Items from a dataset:
***

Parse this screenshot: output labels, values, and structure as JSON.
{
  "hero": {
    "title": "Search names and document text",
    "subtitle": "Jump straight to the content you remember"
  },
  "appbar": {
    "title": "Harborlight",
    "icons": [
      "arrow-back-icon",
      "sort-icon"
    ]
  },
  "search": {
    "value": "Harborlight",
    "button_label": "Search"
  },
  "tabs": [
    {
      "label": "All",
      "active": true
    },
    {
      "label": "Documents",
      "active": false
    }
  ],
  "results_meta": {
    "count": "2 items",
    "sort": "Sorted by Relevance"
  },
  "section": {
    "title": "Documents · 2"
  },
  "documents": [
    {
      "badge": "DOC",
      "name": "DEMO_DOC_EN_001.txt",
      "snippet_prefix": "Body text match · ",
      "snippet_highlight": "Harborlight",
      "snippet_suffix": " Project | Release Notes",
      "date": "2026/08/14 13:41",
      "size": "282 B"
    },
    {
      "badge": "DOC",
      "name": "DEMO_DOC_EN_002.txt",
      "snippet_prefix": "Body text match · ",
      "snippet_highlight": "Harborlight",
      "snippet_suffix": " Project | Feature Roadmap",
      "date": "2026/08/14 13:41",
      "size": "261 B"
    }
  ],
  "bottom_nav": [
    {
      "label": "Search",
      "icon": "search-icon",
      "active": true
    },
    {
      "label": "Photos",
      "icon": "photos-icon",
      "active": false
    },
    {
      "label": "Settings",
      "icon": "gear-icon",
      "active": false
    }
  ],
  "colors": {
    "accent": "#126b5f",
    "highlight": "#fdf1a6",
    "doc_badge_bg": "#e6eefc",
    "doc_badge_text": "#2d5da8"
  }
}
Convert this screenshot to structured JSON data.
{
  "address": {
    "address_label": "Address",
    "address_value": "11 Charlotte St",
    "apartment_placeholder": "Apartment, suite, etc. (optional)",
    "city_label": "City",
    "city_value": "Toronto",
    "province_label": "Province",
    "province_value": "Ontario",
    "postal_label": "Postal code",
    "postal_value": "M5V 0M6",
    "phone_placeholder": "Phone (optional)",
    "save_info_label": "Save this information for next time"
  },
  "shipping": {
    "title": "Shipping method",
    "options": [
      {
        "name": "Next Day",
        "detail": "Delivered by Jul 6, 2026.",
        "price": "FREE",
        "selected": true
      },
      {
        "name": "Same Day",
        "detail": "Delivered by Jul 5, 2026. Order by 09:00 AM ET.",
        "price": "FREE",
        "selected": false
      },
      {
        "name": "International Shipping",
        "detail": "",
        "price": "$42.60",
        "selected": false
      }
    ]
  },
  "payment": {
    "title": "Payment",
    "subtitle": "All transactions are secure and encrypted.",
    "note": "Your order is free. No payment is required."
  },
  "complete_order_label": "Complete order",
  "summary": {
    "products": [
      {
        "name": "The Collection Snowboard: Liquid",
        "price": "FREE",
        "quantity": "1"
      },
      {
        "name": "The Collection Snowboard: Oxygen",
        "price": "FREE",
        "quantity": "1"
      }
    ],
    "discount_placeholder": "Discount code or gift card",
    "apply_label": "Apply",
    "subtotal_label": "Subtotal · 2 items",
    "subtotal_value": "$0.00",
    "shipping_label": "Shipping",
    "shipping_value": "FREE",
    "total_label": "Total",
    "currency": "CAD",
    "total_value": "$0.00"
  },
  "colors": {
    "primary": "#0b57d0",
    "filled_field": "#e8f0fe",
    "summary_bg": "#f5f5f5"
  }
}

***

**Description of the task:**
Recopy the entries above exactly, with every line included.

**Answer to the exercise:**
Parse this screenshot: output labels, values, and structure as JSON.
{
  "hero": {
    "title": "Search names and document text",
    "subtitle": "Jump straight to the content you remember"
  },
  "appbar": {
    "title": "Harborlight",
    "icons": [
      "arrow-back-icon",
      "sort-icon"
    ]
  },
  "search": {
    "value": "Harborlight",
    "button_label": "Search"
  },
  "tabs": [
    {
      "label": "All",
      "active": true
    },
    {
      "label": "Documents",
      "active": false
    }
  ],
  "results_meta": {
    "count": "2 items",
    "sort": "Sorted by Relevance"
  },
  "section": {
    "title": "Documents · 2"
  },
  "documents": [
    {
      "badge": "DOC",
      "name": "DEMO_DOC_EN_001.txt",
      "snippet_prefix": "Body text match · ",
      "snippet_highlight": "Harborlight",
      "snippet_suffix": " Project | Release Notes",
      "date": "2026/08/14 13:41",
      "size": "282 B"
    },
    {
      "badge": "DOC",
      "name": "DEMO_DOC_EN_002.txt",
      "snippet_prefix": "Body text match · ",
      "snippet_highlight": "Harborlight",
      "snippet_suffix": " Project | Feature Roadmap",
      "date": "2026/08/14 13:41",
      "size": "261 B"
    }
  ],
  "bottom_nav": [
    {
      "label": "Search",
      "icon": "search-icon",
      "active": true
    },
    {
      "label": "Photos",
      "icon": "photos-icon",
      "active": false
    },
    {
      "label": "Settings",
      "icon": "gear-icon",
      "active": false
    }
  ],
  "colors": {
    "accent": "#126b5f",
    "highlight": "#fdf1a6",
    "doc_badge_bg": "#e6eefc",
    "doc_badge_text": "#2d5da8"
  }
}
Convert this screenshot to structured JSON data.
{
  "address": {
    "address_label": "Address",
    "address_value": "11 Charlotte St",
    "apartment_placeholder": "Apartment, suite, etc. (optional)",
    "city_label": "City",
    "city_value": "Toronto",
    "province_label": "Province",
    "province_value": "Ontario",
    "postal_label": "Postal code",
    "postal_value": "M5V 0M6",
    "phone_placeholder": "Phone (optional)",
    "save_info_label": "Save this information for next time"
  },
  "shipping": {
    "title": "Shipping method",
    "options": [
      {
        "name": "Next Day",
        "detail": "Delivered by Jul 6, 2026.",
        "price": "FREE",
        "selected": true
      },
      {
        "name": "Same Day",
        "detail": "Delivered by Jul 5, 2026. Order by 09:00 AM ET.",
        "price": "FREE",
        "selected": false
      },
      {
        "name": "International Shipping",
        "detail": "",
        "price": "$42.60",
        "selected": false
      }
    ]
  },
  "payment": {
    "title": "Payment",
    "subtitle": "All transactions are secure and encrypted.",
    "note": "Your order is free. No payment is required."
  },
  "complete_order_label": "Complete order",
  "summary": {
    "products": [
      {
        "name": "The Collection Snowboard: Liquid",
        "price": "FREE",
        "quantity": "1"
      },
      {
        "name": "The Collection Snowboard: Oxygen",
        "price": "FREE",
        "quantity": "1"
      }
    ],
    "discount_placeholder": "Discount code or gift card",
    "apply_label": "Apply",
    "subtotal_label": "Subtotal · 2 items",
    "subtotal_value": "$0.00",
    "shipping_label": "Shipping",
    "shipping_value": "FREE",
    "total_label": "Total",
    "currency": "CAD",
    "total_value": "$0.00"
  },
  "colors": {
    "primary": "#0b57d0",
    "filled_field": "#e8f0fe",
    "summary_bg": "#f5f5f5"
  }
}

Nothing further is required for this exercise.